We have a network of trails and great parks in our city of Lynden, and it would be nice if the trails would start to connect to each other. I’m 100 percent behind the upcoming $3 million bond on this Nov. 5 general election ballot to expand the Jim Kaemingk trail and develop three newly acquired parks. It’s good for our kids, it’s good for our families, and it’s good for our city.
We need this type of space now more than we ever did before, especially as our city grows. Get off your smart devices and get out to vote this coming November to approve the Parks & Trails bond. Let’s do this, Lynden!
— Ryan and Michelle Vandriel, Lynden
No new taxes, no new jail
This is a personal statement in support of Joy Gilfilen, Whatcom County Sheriff candidate. As founder of the Restorative CommUnity Coalition in 2006, I had gathered a mountain of information and suspicions about our “justice system” that did not make sense to me. In 2010 when Joy joined us she was unaware of the prison industrial complex that drives the over-incarceration of our citizens at an alarming rate nationwide and locally. Joy took my array of materials, identified patterns and trends, organized, made diagrams and became our president, allowing us to educate the public.
As we have continued to oppose the building of a new jail, we have become aware of many policies and actions that keep our community bound to an archaic and outdated system that keeps us, the taxpayers, over-burdened unnecessarily. We have testified at many meetings over the years, informing those in charge of our research and solutions that can save millions of dollars, lives and resources. Intervention, prevention, education and employment are the keys to a safe community, helping those who are not equipped for success to become functional citizens.
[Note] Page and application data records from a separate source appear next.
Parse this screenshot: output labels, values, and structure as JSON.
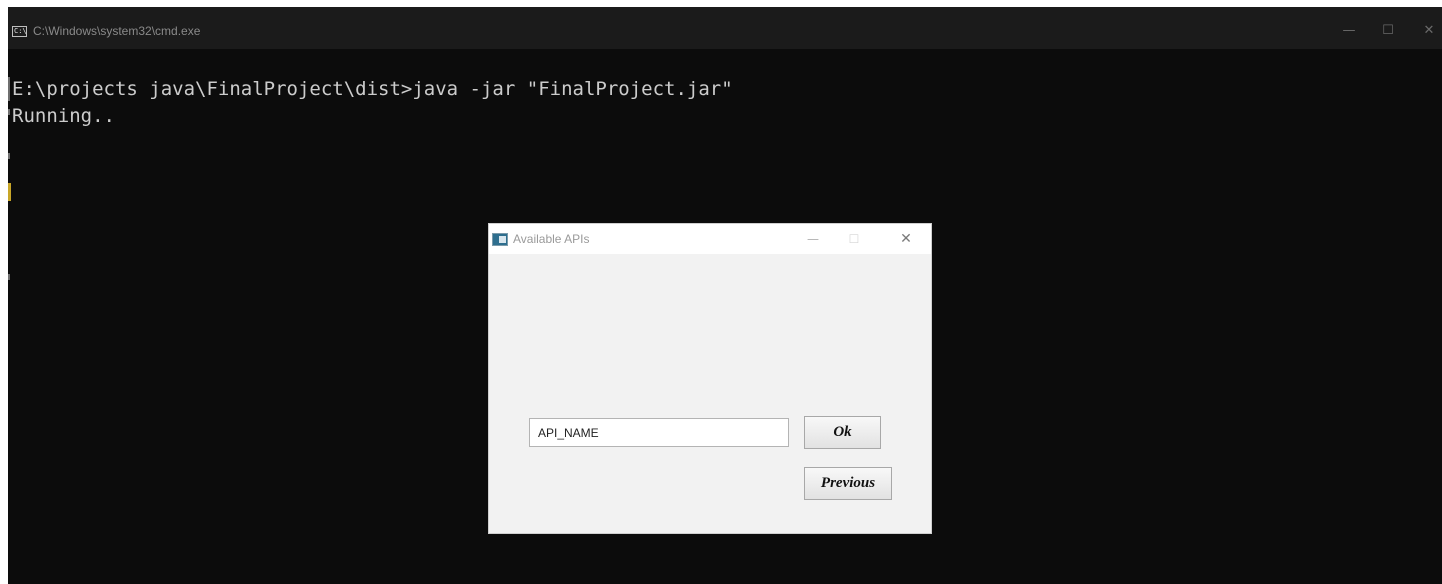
{
  "console_window": {
    "title": "C:\\Windows\\system32\\cmd.exe",
    "icon": "cmd-app-icon",
    "icon_text": "C:\\",
    "controls": {
      "minimize": "—",
      "maximize": "☐",
      "close": "✕"
    },
    "lines": [
      "E:\\projects java\\FinalProject\\dist>java -jar \"FinalProject.jar\"",
      "Running.."
    ]
  },
  "dialog": {
    "title": "Available APIs",
    "icon": "java-app-icon",
    "controls": {
      "minimize": "—",
      "maximize": "☐",
      "close": "✕"
    },
    "api_input": {
      "value": "API_NAME"
    },
    "ok_label": "Ok",
    "previous_label": "Previous"
  },
  "colors": {
    "console_background": "#0c0c0c",
    "console_text": "#cccccc",
    "dialog_background": "#f2f2f2"
  }
}
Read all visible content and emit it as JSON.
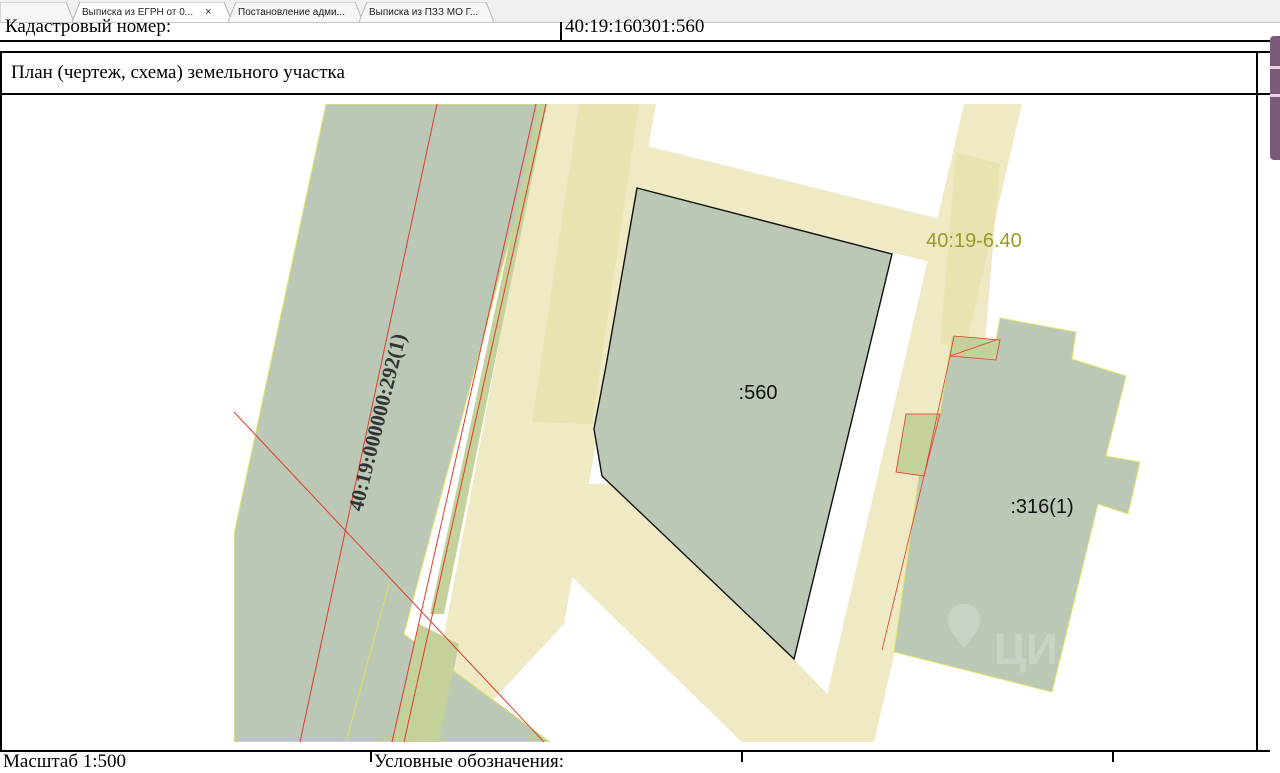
{
  "tabs": [
    {
      "label": "Выписка из ЕГРН от 0...",
      "close": "×",
      "active": true
    },
    {
      "label": "Постановление адми...",
      "active": false
    },
    {
      "label": "Выписка из ПЗЗ МО Г...",
      "active": false
    }
  ],
  "document": {
    "cadastral_label": "Кадастровый номер:",
    "cadastral_value": "40:19:160301:560",
    "plan_title": "План (чертеж, схема) земельного участка",
    "scale_label": "Масштаб 1:500",
    "legend_label": "Условные обозначения:"
  },
  "map": {
    "parcel_main": ":560",
    "parcel_neighbor": ":316(1)",
    "road_label": "40:19:000000:292(1)",
    "zone_label": "40:19-6.40",
    "watermark": "ЦИАН",
    "colors": {
      "parcel_fill": "#bac8b5",
      "zone_fill": "#efe9c4",
      "overlap_fill": "#c4d19a",
      "zone_label": "#9a9a26",
      "boundary_red": "#e03c2c"
    }
  }
}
Just $1,500 help with housing and case management diverts a former felon from a multi-million-dollar investment in prison for decades.
I am pleased to share that without the help of this courageous woman, we as a community would not have the information and solutions that exist as alternatives to the status quo in our “justice system’.” This is Joy’s expertise. She is a businesswoman, working in many fields where her unusual strategies have won the notice of her employers. Her default is solutionary thinking. She is patriotic and is eager to implement change that will allow justice a fair chance.
We don’t need a new jail. We pay enough taxes. We need common sense and a new 21st century vision, and Joy has that vision.
I urge you to vote for Joy Gilfilen for Whatcom County Sheriff on Nov. 5 for a safer, healthier community. Go to firstname.lastname@example.org to learn more or volunteer.
— Irene Morgan, Everson
Upcoming gun show
The Lynden Veterans of Foreign Wars Post 9301 honor guard and color guard will be attending the gun show at the Lynden fairgrounds Oct. 12 from 9 a.m. to 5 p.m. and Oct. 13 from 9:30 a.m. to 4 p.m.
Powerful billionaire anti-First and Second Amendment rights forces are trying to destroy the National Rifle Association and our Boy Scouts and Eddie Eagle youth programs. Our forefathers fought to give us these freedoms and the Constitution. Where do you stand? Come talk with us at the gun show and together we can defeat these anti-American, anti-patriotic, anti-Christian organizations.
— Walt DeKraai (World War II Seabee), Lynden
On Bobby Briscoe
Given the historical importance, the economic impact and the overall flavor that the fishing industry has contributed to Whatcom County, we need to make sure that the fishing industry has a high priority in our ports. One way to assure that is to have a lifelong fisherman on the port commission.
Bobby Briscoe has fished since he was young and continues to this day. He will continue to support the needs of the fishermen and the ancillary companies that are vital to the port.
Stick with Bobby, he is doing the job right.
— Walt Ingram, Bellingham